Causes of Creutzfeldt-Jakob disease
The classic Creutzfeldt-Jakob disease was described in the 1920s by German neurologist Hans Gerhard Creutzfeldt and Alfons Maria Jakob, giving the disease its name. Although it is often called the mad cow disease in human beings, this is a wrong association. The mad cow disease which is also known as the bovine spongiform encephalopathy (BSE), CJD, vCJD, and nvCJD are all types of transmissible spongiform encephalopathy (TSE), which is characterized by spongy appearance of the brain tissue of the infected organisms.
Creutzfeldt-Jakob disease can occur in three different ways. In over 80% of the cases, it occurs sporadically for no apparent reason. Almost 5% to 10% of the cases of CJD are hereditary, that are passed on as a result of gene mutation. A small percentage of classic CJD is contracted through contamination. Although some researchers dispute the role of the prion, till date, the prion theory is the most widely accepted cause of the TSE. However, greater characterization of this protein is required.

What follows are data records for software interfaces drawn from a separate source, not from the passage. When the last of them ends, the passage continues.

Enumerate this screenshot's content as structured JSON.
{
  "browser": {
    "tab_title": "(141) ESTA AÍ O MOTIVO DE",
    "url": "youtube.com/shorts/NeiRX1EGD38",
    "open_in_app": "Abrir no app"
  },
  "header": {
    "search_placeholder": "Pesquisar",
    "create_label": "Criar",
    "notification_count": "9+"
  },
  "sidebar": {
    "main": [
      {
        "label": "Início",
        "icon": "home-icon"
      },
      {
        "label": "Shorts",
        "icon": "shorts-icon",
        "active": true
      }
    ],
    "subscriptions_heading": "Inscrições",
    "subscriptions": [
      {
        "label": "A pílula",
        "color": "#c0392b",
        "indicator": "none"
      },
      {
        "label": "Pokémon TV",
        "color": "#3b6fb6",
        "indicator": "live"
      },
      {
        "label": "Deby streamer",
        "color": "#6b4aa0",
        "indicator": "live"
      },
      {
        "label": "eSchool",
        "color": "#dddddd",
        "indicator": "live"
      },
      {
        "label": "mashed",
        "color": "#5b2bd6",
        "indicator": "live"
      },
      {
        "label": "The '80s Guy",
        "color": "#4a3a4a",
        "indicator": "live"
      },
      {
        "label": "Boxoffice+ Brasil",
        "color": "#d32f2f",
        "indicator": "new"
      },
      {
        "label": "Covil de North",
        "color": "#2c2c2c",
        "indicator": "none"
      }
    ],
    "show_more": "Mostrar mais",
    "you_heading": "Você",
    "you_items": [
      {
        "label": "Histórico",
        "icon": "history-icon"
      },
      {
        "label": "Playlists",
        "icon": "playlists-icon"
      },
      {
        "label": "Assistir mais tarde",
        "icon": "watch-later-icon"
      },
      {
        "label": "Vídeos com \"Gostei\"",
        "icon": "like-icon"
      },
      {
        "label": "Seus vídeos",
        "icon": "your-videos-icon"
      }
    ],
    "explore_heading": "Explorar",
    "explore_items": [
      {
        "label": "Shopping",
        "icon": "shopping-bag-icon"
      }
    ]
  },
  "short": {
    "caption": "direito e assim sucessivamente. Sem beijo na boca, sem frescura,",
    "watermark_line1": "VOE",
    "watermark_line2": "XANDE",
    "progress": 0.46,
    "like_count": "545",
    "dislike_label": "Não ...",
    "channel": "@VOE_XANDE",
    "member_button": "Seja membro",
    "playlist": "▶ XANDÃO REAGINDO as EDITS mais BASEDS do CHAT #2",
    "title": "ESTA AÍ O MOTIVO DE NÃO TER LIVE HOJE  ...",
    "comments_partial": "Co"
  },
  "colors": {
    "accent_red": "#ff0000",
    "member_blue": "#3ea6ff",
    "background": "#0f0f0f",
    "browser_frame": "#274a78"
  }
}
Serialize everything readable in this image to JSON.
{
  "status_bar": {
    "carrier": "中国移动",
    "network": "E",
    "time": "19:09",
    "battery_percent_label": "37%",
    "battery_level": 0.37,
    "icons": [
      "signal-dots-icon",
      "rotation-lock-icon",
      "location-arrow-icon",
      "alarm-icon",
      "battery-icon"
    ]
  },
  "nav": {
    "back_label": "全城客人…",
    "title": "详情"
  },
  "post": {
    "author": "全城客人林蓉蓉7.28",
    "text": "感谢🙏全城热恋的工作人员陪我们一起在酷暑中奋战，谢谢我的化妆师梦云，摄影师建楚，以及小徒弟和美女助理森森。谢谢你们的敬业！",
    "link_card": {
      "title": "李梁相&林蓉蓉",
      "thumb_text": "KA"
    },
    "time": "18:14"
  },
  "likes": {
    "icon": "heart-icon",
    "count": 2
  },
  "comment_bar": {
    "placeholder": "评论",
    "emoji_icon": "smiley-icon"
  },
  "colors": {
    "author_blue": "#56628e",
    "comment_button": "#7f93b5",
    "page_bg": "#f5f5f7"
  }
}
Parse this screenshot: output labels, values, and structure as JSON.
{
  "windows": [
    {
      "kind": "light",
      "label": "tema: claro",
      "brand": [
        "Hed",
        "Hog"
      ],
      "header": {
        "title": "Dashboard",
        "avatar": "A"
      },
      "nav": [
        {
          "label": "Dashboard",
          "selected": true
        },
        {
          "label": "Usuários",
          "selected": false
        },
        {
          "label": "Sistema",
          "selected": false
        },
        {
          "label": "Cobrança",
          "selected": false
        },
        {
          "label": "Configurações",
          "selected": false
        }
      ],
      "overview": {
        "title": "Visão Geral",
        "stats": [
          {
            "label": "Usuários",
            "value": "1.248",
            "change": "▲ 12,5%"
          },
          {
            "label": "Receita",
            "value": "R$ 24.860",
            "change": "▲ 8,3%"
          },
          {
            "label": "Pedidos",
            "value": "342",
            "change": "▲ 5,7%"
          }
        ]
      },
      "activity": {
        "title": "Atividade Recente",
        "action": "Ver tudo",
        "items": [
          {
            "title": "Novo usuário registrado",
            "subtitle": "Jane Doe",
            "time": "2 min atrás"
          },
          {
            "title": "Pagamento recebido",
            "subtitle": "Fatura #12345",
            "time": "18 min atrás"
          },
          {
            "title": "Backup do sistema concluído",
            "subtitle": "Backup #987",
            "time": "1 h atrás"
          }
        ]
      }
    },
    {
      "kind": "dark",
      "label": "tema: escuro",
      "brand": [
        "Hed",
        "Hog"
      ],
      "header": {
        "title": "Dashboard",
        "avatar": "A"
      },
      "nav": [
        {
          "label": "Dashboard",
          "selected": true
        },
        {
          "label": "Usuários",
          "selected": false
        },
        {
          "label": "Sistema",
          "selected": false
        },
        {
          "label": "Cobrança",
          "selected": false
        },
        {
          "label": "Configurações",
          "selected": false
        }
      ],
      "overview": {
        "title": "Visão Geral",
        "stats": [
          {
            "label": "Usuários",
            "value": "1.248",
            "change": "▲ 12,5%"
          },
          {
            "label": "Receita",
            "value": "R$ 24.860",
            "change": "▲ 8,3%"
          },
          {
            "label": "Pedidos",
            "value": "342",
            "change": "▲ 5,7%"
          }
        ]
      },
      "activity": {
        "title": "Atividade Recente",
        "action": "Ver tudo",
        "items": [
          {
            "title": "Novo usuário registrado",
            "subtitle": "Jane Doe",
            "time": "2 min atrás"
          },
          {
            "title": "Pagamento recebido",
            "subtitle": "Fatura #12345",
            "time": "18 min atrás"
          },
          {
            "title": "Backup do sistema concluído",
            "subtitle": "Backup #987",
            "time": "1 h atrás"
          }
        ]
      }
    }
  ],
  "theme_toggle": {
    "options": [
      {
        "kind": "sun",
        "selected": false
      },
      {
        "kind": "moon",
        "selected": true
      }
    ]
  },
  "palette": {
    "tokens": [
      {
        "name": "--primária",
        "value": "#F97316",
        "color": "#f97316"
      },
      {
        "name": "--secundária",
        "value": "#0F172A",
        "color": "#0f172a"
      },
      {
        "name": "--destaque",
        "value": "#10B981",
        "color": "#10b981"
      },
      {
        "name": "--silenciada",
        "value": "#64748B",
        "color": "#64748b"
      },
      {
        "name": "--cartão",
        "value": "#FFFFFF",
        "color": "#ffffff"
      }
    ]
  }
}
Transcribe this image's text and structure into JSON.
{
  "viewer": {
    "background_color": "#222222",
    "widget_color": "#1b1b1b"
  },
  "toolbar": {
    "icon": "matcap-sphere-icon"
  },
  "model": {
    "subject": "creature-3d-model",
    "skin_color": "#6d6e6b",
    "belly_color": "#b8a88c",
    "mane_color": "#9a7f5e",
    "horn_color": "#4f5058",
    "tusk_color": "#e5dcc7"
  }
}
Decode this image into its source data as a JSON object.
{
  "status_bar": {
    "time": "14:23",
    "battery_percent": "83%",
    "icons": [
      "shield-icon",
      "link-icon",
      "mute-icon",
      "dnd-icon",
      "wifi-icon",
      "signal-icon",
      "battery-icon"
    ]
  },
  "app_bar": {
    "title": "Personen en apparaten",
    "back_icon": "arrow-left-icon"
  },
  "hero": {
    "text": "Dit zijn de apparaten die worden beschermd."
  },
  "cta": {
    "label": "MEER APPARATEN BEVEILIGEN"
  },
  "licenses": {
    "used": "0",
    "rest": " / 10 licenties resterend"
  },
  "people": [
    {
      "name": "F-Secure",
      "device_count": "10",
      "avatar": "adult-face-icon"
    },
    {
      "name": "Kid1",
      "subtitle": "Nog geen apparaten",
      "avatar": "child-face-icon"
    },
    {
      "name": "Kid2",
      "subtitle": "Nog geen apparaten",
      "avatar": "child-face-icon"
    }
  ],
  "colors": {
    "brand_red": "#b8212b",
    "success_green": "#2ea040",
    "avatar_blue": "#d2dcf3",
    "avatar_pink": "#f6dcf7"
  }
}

The disease in humans is believed to have been caused by consumption of infected cattle beef, carrying the agent of BSE. Besides the co-relation between the consumption of infected beef products, the fact that healthy cows when fed with tissue infected with BSE agent (prion) also contracted the disease has lent further ground to the theory of the disease being transmitted to human beings through infected bovine tissue.